**RECORDS SUPPLIED**.

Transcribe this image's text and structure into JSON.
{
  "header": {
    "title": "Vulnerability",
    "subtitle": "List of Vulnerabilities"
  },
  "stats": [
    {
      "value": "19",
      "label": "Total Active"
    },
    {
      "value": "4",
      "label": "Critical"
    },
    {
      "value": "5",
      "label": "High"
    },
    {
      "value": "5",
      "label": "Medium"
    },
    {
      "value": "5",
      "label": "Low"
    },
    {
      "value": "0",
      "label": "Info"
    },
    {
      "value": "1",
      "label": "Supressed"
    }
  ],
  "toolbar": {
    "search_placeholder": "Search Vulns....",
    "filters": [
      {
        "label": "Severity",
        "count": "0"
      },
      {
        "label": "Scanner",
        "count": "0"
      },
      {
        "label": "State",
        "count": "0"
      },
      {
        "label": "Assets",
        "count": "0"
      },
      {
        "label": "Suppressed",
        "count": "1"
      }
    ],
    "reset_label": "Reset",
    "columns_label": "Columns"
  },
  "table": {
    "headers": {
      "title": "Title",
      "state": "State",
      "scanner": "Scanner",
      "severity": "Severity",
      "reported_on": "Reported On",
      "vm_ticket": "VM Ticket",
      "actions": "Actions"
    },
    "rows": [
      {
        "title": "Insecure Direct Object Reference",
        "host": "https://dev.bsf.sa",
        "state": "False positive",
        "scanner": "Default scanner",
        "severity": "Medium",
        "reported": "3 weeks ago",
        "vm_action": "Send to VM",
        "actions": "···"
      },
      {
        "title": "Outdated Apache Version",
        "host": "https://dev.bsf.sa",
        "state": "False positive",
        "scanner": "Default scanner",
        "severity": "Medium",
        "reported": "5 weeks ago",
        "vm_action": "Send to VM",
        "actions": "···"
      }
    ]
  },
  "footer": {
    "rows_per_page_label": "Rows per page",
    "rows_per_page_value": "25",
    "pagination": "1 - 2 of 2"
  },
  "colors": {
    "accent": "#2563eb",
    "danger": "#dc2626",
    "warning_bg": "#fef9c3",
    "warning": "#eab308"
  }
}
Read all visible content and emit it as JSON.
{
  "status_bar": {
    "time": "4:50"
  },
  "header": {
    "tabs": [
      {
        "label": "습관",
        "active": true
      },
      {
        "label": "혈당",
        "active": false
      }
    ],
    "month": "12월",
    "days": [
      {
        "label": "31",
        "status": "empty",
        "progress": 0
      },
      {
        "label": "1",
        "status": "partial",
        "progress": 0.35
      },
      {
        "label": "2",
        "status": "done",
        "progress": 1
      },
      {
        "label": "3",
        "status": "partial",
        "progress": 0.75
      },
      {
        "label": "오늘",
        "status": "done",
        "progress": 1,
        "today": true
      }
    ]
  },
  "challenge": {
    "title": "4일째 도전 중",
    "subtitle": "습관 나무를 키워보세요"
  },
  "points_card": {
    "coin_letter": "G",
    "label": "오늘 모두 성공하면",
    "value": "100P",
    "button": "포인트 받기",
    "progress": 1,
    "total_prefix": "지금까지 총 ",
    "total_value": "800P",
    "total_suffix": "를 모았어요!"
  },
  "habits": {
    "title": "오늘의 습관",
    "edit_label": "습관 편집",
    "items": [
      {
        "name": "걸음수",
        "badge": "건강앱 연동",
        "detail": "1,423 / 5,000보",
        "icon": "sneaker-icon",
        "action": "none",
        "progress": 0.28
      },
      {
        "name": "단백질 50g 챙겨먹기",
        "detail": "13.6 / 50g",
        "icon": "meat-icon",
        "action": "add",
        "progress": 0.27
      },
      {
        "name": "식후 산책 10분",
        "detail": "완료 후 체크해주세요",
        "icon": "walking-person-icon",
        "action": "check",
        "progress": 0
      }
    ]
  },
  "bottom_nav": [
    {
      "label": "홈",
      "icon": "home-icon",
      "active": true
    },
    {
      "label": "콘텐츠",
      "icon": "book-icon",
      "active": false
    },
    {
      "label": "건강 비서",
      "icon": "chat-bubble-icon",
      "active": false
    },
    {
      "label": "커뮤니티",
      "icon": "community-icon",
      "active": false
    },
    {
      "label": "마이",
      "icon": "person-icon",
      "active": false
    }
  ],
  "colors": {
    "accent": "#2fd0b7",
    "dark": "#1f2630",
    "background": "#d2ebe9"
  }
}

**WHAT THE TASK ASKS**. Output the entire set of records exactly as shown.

**EXERCISE OUTPUT**.
Transcribe this image's text and structure into JSON.
{
  "header": {
    "title": "Vulnerability",
    "subtitle": "List of Vulnerabilities"
  },
  "stats": [
    {
      "value": "19",
      "label": "Total Active"
    },
    {
      "value": "4",
      "label": "Critical"
    },
    {
      "value": "5",
      "label": "High"
    },
    {
      "value": "5",
      "label": "Medium"
    },
    {
      "value": "5",
      "label": "Low"
    },
    {
      "value": "0",
      "label": "Info"
    },
    {
      "value": "1",
      "label": "Supressed"
    }
  ],
  "toolbar": {
    "search_placeholder": "Search Vulns....",
    "filters": [
      {
        "label": "Severity",
        "count": "0"
      },
      {
        "label": "Scanner",
        "count": "0"
      },
      {
        "label": "State",
        "count": "0"
      },
      {
        "label": "Assets",
        "count": "0"
      },
      {
        "label": "Suppressed",
        "count": "1"
      }
    ],
    "reset_label": "Reset",
    "columns_label": "Columns"
  },
  "table": {
    "headers": {
      "title": "Title",
      "state": "State",
      "scanner": "Scanner",
      "severity": "Severity",
      "reported_on": "Reported On",
      "vm_ticket": "VM Ticket",
      "actions": "Actions"
    },
    "rows": [
      {
        "title": "Insecure Direct Object Reference",
        "host": "https://dev.bsf.sa",
        "state": "False positive",
        "scanner": "Default scanner",
        "severity": "Medium",
        "reported": "3 weeks ago",
        "vm_action": "Send to VM",
        "actions": "···"
      },
      {
        "title": "Outdated Apache Version",
        "host": "https://dev.bsf.sa",
        "state": "False positive",
        "scanner": "Default scanner",
        "severity": "Medium",
        "reported": "5 weeks ago",
        "vm_action": "Send to VM",
        "actions": "···"
      }
    ]
  },
  "footer": {
    "rows_per_page_label": "Rows per page",
    "rows_per_page_value": "25",
    "pagination": "1 - 2 of 2"
  },
  "colors": {
    "accent": "#2563eb",
    "danger": "#dc2626",
    "warning_bg": "#fef9c3",
    "warning": "#eab308"
  }
}
Read all visible content and emit it as JSON.
{
  "status_bar": {
    "time": "4:50"
  },
  "header": {
    "tabs": [
      {
        "label": "습관",
        "active": true
      },
      {
        "label": "혈당",
        "active": false
      }
    ],
    "month": "12월",
    "days": [
      {
        "label": "31",
        "status": "empty",
        "progress": 0
      },
      {
        "label": "1",
        "status": "partial",
        "progress": 0.35
      },
      {
        "label": "2",
        "status": "done",
        "progress": 1
      },
      {
        "label": "3",
        "status": "partial",
        "progress": 0.75
      },
      {
        "label": "오늘",
        "status": "done",
        "progress": 1,
        "today": true
      }
    ]
  },
  "challenge": {
    "title": "4일째 도전 중",
    "subtitle": "습관 나무를 키워보세요"
  },
  "points_card": {
    "coin_letter": "G",
    "label": "오늘 모두 성공하면",
    "value": "100P",
    "button": "포인트 받기",
    "progress": 1,
    "total_prefix": "지금까지 총 ",
    "total_value": "800P",
    "total_suffix": "를 모았어요!"
  },
  "habits": {
    "title": "오늘의 습관",
    "edit_label": "습관 편집",
    "items": [
      {
        "name": "걸음수",
        "badge": "건강앱 연동",
        "detail": "1,423 / 5,000보",
        "icon": "sneaker-icon",
        "action": "none",
        "progress": 0.28
      },
      {
        "name": "단백질 50g 챙겨먹기",
        "detail": "13.6 / 50g",
        "icon": "meat-icon",
        "action": "add",
        "progress": 0.27
      },
      {
        "name": "식후 산책 10분",
        "detail": "완료 후 체크해주세요",
        "icon": "walking-person-icon",
        "action": "check",
        "progress": 0
      }
    ]
  },
  "bottom_nav": [
    {
      "label": "홈",
      "icon": "home-icon",
      "active": true
    },
    {
      "label": "콘텐츠",
      "icon": "book-icon",
      "active": false
    },
    {
      "label": "건강 비서",
      "icon": "chat-bubble-icon",
      "active": false
    },
    {
      "label": "커뮤니티",
      "icon": "community-icon",
      "active": false
    },
    {
      "label": "마이",
      "icon": "person-icon",
      "active": false
    }
  ],
  "colors": {
    "accent": "#2fd0b7",
    "dark": "#1f2630",
    "background": "#d2ebe9"
  }
}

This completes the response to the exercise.